When you're ready to apply for Vietnam veterans' benefits, you'll need a few important documents. Make sure you have a copy of your Medicare card if that applies to you. If you're over 65 and not qualified for Medicare, get documentation from the Social Security Administration. You'll also need the page from the VBA rating decision that shows permanent and total disability or death rating for survivors, your DD214 or Report of Separation, and any documents related to dependent children like birth certificates or school certification.
The process is pretty straightforward but follow these steps carefully. First off, check that the program you're interested in is approved by the VA. Then fill out and submit your Application for VA Benefits (VA Form 22-1990) online or through other methods available to you. Get your school or training program to certify your enrollment as well. For Service-Connected Compensation benefits specifically, apply directly through the Veterans Benefits Administration with all necessary evidence including discharge papers, medical records, and dependency records.

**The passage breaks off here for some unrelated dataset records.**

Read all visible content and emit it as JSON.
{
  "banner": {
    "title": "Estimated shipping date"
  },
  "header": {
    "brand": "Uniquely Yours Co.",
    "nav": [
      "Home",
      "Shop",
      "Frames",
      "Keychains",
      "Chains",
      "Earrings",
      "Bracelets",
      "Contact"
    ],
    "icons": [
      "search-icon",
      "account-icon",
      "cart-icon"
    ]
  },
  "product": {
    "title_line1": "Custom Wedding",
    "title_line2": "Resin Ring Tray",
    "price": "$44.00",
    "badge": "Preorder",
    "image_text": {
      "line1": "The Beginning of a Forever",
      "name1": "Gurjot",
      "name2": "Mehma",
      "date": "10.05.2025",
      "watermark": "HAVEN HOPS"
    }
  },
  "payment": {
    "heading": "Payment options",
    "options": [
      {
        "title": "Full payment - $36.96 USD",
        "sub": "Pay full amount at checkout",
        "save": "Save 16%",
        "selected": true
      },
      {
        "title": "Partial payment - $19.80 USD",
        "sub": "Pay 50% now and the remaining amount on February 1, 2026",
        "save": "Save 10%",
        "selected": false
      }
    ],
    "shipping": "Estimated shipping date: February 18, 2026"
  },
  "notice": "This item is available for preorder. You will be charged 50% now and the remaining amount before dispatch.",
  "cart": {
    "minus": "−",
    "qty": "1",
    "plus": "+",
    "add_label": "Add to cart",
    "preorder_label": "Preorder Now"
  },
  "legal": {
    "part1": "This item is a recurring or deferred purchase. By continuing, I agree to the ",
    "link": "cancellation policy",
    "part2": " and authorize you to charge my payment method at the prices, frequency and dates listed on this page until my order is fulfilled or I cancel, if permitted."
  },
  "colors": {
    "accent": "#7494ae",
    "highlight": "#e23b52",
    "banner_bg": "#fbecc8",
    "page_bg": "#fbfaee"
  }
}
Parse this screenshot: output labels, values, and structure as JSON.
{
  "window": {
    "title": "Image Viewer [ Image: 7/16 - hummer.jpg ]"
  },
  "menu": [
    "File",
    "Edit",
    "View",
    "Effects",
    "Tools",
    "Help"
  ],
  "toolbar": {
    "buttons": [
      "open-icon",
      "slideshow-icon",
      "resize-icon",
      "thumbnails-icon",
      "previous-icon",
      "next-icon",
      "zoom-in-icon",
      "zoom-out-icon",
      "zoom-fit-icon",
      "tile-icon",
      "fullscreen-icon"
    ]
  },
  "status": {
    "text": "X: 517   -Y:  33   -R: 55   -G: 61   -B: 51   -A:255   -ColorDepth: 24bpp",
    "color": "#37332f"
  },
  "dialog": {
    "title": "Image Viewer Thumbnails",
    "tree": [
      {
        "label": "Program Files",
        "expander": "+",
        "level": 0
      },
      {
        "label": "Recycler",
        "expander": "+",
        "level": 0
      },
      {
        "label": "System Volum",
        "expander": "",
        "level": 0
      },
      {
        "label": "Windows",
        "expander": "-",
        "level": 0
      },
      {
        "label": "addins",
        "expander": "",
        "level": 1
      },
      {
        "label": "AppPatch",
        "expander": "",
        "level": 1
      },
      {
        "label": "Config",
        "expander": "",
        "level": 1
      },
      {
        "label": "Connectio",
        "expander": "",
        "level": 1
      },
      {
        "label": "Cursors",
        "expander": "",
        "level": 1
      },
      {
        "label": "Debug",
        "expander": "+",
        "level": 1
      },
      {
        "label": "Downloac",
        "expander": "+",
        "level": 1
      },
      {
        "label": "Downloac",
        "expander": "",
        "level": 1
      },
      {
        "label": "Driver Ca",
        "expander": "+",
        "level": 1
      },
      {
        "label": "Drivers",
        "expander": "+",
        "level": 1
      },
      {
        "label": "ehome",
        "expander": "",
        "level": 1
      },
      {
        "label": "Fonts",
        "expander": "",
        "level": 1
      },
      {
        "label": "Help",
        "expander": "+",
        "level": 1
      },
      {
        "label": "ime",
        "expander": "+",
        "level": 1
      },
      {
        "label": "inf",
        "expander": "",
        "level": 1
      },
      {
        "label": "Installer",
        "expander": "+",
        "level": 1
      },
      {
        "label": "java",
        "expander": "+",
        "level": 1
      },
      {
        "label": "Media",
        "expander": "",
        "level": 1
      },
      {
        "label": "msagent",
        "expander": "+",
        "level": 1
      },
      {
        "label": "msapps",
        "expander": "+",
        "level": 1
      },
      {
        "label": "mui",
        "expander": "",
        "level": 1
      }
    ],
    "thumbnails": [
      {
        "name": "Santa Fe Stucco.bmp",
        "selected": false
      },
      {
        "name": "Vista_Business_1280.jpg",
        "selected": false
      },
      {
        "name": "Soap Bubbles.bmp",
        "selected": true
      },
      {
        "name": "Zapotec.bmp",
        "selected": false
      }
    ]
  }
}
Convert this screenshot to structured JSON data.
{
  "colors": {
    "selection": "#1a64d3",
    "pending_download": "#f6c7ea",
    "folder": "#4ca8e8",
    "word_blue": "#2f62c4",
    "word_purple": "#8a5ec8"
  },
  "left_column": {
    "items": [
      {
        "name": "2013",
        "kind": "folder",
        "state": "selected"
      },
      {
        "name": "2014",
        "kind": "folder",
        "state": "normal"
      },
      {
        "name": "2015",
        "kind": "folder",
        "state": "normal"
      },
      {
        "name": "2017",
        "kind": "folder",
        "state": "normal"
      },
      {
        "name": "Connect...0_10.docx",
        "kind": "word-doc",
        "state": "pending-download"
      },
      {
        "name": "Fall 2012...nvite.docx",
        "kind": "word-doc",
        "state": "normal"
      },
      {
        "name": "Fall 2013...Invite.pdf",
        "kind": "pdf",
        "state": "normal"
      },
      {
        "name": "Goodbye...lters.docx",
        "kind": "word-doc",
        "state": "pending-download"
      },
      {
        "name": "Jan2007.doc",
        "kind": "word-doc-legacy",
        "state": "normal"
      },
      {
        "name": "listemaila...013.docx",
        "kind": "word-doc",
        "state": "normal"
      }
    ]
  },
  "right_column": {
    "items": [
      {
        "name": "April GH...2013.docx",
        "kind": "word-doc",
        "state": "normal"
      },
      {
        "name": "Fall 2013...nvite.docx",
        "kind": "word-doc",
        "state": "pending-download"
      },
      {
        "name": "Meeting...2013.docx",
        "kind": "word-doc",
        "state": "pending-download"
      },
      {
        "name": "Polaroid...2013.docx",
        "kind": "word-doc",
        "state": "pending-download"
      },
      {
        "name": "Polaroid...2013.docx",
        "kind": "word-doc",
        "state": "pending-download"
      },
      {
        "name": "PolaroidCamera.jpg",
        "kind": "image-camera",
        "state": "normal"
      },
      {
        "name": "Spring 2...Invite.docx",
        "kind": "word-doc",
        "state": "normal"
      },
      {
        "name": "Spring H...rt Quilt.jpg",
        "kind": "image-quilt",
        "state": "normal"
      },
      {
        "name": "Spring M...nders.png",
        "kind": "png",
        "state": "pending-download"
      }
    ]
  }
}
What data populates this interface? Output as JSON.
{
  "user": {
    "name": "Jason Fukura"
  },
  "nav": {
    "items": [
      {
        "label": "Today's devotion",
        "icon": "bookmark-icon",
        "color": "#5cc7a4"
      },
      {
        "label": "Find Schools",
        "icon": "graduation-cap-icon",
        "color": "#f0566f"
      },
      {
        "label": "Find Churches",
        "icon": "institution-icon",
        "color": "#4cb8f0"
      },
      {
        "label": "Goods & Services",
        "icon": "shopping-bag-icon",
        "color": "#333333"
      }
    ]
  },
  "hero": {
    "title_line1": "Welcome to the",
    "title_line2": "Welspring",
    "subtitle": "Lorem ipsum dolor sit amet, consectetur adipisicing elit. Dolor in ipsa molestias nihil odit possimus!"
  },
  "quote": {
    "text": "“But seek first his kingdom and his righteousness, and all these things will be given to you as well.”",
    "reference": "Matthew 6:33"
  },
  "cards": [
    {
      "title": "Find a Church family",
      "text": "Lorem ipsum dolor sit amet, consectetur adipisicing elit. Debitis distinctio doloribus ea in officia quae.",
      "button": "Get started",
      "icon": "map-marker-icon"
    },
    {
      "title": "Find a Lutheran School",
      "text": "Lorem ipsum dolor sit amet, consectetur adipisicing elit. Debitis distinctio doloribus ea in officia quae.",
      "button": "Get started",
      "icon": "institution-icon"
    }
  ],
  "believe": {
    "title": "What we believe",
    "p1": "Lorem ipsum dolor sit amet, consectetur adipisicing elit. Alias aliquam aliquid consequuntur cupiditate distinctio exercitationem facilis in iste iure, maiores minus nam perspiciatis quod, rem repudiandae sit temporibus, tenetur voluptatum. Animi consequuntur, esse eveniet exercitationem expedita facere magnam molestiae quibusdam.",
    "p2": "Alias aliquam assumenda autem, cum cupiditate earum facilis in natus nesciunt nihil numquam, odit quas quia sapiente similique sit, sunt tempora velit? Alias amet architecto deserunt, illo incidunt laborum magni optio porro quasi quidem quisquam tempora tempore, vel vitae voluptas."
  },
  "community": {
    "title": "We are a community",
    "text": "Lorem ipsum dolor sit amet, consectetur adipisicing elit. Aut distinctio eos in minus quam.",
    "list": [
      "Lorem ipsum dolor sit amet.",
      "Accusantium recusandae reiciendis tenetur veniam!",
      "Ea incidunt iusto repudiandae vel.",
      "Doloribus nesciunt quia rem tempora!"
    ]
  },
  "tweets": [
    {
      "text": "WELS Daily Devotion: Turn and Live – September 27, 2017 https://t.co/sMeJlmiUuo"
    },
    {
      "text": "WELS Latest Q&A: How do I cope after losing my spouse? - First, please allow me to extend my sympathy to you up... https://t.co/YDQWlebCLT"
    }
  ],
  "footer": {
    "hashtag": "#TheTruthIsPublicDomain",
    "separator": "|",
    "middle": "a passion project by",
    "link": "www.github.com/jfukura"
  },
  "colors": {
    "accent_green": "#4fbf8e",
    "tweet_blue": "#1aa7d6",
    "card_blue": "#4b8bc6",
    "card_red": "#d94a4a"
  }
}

Frequently Asked Questions
You might be wondering about the benefits you're entitled to as a Vietnam War veteran. While there's no clear answer on whether you can get extra Social Security benefits, there are other supports available. The Vietnam Veterans bonus is for those who served honorably during specific periods between 1952 and 1976. You could be eligible for various VA benefits like disability compensation, education assistance, and home loans if you meet certain criteria like active-duty requirements and an honorable discharge.
Recent changes in legislation have also impacted your benefits. The Civil Service Reform Act of 1978 brought new perks for veterans with disabilities of 30% or more, including better job security and hiring preferences. However, it did change how preference is given to nondisabled veterans who retired at higher ranks. On average, Vietnam vets received about $18,100 annually from the VA in disability payments in 2018; this was a boost to your income by $4,300 on average. And if you're one of the roughly 10% of Vietnam vets with a military pension, that added an average annual payment of $26,800 for those who received it. Keep in mind these numbers vary based on different factors like age and job type.
For more detailed information regarding recent legislation affecting veterans' benefits refer to the Office of Personnel Management.
Additional Resources for Vietnam Veterans
If you're a Vietnam veteran or a family member looking for benefits and support, there are several online resources to help you. Check out eBenefits for a wide range of services, including checking your benefit and claim status. You can also find Disability Benefits Questionnaires (DBQs) and information on the Fiduciary Program, pensions, and how to get your Veteran Identification Card (VIC). For education-related benefits like the GI Bill or vocational rehabilitation, as well as home loan eligibility and applications, these portals have got you covered. Don't forget to explore options for life insurance programs such as VGLI and SGLI.
For mental health support specifically tailored to Vietnam War veterans, there are valuable services available. The Warrior Care Network offers an intensive two-week program focusing on PTSD, TBI, MST, among other mental health issues. Additionally, the VA's PTSD Consultation Program provides free resources to community providers who treat veterans with PTSD—this is especially helpful if you're seeing a non-VA health professional. It's important that you reach out directly to organizations like Wounded Warrior Project or the VA for more detailed information about these programs that could greatly benefit your well-being.
So, if you're a Vietnam War veteran or part of their family, knowing your benefits is crucial. You've earned a range of support options from health care to education and housing assistance. Each benefit has its own rules about who qualifies and how to apply, but don't let that stop you. There's help out there for everything from disability compensation to dealing with Agent Orange exposure. Make sure you reach out for the support you deserve—it's there to honor your service and help you lead a better life after your sacrifice for the country.